Task objective: Make an exact copy of all the records that follow, apart from the pictures.

Extracted records:
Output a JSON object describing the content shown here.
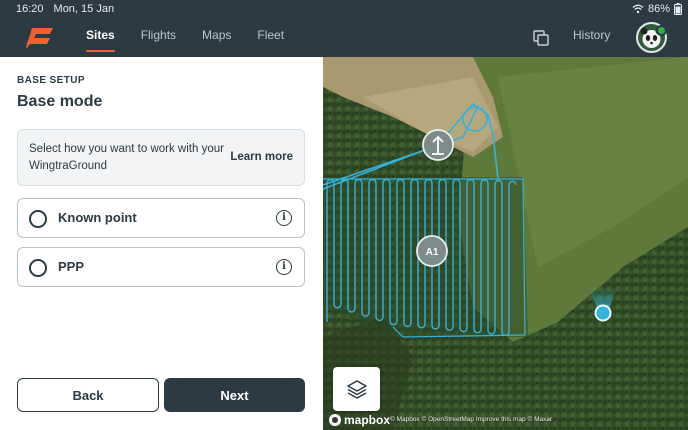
{
  "status_bar": {
    "time": "16:20",
    "date": "Mon, 15 Jan",
    "battery": "86%",
    "icons": [
      "wifi-icon",
      "battery-icon"
    ]
  },
  "nav": {
    "tabs": [
      {
        "label": "Sites",
        "active": true
      },
      {
        "label": "Flights",
        "active": false
      },
      {
        "label": "Maps",
        "active": false
      },
      {
        "label": "Fleet",
        "active": false
      }
    ],
    "history_label": "History",
    "accent": "#f2622e",
    "bar_color": "#2c3a43",
    "online_color": "#2bb34a"
  },
  "panel": {
    "section_label": "BASE SETUP",
    "title": "Base mode",
    "info_text": "Select how you want to work with your WingtraGround",
    "learn_more": "Learn more",
    "options": [
      {
        "label": "Known point",
        "selected": false
      },
      {
        "label": "PPP",
        "selected": false
      }
    ],
    "back_label": "Back",
    "next_label": "Next"
  },
  "map": {
    "area_label": "A1",
    "mapbox_label": "mapbox",
    "attribution": "© Mapbox © OpenStreetMap Improve this map © Maxar",
    "route_color": "#33b3dc",
    "icons": [
      "takeoff-arrow-icon",
      "drone-location-icon",
      "layers-icon"
    ]
  }
}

Solution to the problem:
Output a JSON object describing the content shown here.
{
  "status_bar": {
    "time": "16:20",
    "date": "Mon, 15 Jan",
    "battery": "86%",
    "icons": [
      "wifi-icon",
      "battery-icon"
    ]
  },
  "nav": {
    "tabs": [
      {
        "label": "Sites",
        "active": true
      },
      {
        "label": "Flights",
        "active": false
      },
      {
        "label": "Maps",
        "active": false
      },
      {
        "label": "Fleet",
        "active": false
      }
    ],
    "history_label": "History",
    "accent": "#f2622e",
    "bar_color": "#2c3a43",
    "online_color": "#2bb34a"
  },
  "panel": {
    "section_label": "BASE SETUP",
    "title": "Base mode",
    "info_text": "Select how you want to work with your WingtraGround",
    "learn_more": "Learn more",
    "options": [
      {
        "label": "Known point",
        "selected": false
      },
      {
        "label": "PPP",
        "selected": false
      }
    ],
    "back_label": "Back",
    "next_label": "Next"
  },
  "map": {
    "area_label": "A1",
    "mapbox_label": "mapbox",
    "attribution": "© Mapbox © OpenStreetMap Improve this map © Maxar",
    "route_color": "#33b3dc",
    "icons": [
      "takeoff-arrow-icon",
      "drone-location-icon",
      "layers-icon"
    ]
  }
}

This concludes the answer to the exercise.